## Input records
=== Section Start ===
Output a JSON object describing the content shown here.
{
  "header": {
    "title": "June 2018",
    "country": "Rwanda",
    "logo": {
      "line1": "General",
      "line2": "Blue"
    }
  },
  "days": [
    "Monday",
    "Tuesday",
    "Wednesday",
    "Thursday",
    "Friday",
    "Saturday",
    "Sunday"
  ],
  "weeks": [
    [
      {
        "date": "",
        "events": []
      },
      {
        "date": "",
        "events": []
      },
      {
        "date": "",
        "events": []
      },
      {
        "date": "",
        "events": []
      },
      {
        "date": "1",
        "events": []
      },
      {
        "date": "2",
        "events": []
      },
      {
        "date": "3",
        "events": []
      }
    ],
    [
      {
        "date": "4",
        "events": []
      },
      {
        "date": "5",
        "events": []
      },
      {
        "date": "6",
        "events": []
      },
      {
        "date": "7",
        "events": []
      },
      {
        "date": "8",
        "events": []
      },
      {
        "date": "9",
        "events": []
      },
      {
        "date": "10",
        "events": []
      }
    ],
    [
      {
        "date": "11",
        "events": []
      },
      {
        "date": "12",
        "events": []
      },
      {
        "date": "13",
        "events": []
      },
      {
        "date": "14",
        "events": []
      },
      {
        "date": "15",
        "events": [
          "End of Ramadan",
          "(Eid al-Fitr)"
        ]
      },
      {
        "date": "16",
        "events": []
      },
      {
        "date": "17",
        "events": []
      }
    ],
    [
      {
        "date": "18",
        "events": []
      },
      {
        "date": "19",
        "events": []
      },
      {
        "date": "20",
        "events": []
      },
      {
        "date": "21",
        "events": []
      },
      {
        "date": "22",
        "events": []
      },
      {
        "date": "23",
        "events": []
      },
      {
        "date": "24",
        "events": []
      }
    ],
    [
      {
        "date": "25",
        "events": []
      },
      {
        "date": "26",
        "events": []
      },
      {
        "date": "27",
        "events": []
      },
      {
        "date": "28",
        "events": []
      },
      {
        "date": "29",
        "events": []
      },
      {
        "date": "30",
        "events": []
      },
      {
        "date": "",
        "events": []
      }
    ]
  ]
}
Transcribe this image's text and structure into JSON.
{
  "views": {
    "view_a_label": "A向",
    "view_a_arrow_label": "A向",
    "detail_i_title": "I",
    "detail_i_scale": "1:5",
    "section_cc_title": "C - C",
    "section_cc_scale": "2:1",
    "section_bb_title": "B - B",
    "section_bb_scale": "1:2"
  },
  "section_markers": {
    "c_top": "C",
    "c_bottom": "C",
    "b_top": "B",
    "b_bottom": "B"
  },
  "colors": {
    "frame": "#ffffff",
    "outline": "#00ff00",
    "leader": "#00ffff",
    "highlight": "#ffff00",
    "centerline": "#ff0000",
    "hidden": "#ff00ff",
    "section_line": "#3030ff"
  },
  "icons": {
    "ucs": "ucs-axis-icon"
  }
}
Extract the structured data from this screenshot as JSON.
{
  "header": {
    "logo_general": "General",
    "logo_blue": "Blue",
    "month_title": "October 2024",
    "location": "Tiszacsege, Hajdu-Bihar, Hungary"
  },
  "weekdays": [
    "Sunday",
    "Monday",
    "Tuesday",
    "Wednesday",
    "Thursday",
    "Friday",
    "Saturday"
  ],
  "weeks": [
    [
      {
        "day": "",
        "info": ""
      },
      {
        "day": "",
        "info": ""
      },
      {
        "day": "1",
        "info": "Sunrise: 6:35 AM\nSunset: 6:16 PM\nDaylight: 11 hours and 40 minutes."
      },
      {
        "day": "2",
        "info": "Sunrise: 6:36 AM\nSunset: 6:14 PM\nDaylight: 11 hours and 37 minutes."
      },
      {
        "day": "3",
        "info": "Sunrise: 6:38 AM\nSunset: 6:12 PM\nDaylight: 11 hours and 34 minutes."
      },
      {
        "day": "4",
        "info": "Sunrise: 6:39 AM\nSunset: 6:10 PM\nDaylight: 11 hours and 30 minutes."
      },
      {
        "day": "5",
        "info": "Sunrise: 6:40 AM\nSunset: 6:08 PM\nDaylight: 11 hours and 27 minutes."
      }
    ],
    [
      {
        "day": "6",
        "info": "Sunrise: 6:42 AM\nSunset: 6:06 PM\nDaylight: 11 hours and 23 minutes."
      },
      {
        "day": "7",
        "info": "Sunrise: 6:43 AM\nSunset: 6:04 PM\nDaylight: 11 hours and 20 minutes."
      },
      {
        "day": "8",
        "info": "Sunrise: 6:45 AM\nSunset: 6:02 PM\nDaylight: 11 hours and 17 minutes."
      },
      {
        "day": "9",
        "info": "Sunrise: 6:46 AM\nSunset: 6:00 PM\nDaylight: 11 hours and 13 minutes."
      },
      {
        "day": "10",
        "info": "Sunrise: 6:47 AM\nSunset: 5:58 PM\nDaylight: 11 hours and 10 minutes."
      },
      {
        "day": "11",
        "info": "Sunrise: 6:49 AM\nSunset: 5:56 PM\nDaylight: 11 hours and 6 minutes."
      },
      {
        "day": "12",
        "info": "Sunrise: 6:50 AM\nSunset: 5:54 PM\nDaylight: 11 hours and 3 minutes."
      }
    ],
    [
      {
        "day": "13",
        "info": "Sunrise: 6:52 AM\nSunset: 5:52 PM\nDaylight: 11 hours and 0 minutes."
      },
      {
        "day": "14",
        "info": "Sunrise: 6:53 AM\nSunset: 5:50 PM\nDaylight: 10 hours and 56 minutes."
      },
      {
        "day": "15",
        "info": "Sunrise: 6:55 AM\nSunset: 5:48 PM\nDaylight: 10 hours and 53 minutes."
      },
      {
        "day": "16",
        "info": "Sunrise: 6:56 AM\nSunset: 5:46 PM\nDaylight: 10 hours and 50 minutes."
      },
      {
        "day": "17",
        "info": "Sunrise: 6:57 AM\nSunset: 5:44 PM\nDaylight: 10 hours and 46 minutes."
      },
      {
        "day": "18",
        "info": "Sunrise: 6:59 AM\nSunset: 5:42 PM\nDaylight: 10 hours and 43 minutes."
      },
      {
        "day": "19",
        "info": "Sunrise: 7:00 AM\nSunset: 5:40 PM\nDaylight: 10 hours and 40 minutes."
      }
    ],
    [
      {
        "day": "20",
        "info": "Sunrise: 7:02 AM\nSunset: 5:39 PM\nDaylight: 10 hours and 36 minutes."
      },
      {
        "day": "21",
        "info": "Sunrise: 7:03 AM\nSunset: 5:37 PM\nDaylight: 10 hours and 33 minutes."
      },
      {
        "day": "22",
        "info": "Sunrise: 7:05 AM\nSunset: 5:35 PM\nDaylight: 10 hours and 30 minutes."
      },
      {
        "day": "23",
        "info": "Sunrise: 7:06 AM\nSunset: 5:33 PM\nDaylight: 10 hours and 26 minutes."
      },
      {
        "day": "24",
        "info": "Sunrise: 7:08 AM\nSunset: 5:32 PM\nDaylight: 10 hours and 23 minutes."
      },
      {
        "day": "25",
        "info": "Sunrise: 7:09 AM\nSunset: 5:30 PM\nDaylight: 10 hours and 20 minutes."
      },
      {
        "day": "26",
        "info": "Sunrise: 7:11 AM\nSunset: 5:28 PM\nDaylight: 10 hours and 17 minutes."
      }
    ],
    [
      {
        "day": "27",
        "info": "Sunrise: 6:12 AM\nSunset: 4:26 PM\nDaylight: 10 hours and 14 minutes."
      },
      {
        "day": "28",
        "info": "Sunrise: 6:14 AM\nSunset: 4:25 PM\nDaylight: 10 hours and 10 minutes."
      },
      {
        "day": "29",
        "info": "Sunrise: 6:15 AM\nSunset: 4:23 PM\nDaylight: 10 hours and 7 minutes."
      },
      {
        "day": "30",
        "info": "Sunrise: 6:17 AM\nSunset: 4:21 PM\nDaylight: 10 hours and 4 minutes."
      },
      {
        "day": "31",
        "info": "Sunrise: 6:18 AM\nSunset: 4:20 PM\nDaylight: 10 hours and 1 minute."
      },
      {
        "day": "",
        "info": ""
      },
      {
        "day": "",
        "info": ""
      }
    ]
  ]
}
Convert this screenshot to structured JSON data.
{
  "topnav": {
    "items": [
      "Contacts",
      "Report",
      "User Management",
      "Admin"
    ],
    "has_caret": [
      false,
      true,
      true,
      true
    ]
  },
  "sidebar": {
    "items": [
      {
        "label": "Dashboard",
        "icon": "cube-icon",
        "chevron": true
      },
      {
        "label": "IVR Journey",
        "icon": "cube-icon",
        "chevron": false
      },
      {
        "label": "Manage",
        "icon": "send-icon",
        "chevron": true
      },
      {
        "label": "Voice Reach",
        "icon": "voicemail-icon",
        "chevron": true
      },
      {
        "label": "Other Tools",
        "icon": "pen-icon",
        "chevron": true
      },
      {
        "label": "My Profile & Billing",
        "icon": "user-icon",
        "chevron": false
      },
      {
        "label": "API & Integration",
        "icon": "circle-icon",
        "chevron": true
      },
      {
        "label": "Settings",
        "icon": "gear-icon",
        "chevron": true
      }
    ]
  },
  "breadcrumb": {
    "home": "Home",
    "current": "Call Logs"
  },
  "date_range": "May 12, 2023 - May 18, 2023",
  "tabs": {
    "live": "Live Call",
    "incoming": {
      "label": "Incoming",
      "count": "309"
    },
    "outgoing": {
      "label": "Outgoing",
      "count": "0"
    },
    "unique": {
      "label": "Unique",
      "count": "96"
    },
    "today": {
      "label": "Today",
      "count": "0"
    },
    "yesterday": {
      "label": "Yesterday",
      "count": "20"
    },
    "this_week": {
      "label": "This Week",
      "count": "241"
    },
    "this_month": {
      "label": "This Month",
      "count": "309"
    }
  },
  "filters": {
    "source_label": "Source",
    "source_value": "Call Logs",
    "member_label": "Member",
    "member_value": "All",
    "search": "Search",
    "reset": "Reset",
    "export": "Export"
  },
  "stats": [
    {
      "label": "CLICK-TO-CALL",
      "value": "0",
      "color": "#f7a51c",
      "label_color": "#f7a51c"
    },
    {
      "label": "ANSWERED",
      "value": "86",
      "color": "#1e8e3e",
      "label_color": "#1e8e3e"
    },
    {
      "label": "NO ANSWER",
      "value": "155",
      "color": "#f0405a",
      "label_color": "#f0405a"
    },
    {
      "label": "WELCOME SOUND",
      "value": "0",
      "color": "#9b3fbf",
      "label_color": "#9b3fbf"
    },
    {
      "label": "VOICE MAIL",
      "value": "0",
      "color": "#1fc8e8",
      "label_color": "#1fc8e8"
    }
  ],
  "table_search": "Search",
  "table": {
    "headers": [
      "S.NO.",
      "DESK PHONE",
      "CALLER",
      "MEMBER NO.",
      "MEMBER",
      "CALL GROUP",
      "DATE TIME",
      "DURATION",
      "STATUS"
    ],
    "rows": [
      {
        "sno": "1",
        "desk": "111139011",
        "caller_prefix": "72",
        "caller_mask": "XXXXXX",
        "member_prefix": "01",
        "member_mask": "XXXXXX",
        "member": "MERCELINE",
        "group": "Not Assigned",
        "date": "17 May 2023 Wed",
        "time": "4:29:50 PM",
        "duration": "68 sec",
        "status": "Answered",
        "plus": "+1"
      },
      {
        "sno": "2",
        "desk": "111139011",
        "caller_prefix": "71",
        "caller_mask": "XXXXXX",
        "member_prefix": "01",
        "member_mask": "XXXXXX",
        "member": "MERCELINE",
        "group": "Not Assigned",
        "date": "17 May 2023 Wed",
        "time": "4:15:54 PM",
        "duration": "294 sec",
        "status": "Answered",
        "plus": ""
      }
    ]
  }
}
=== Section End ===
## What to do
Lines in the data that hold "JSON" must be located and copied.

## Answer to this task
Output a JSON object describing the content shown here.
Transcribe this image's text and structure into JSON.
Extract the structured data from this screenshot as JSON.
Convert this screenshot to structured JSON data.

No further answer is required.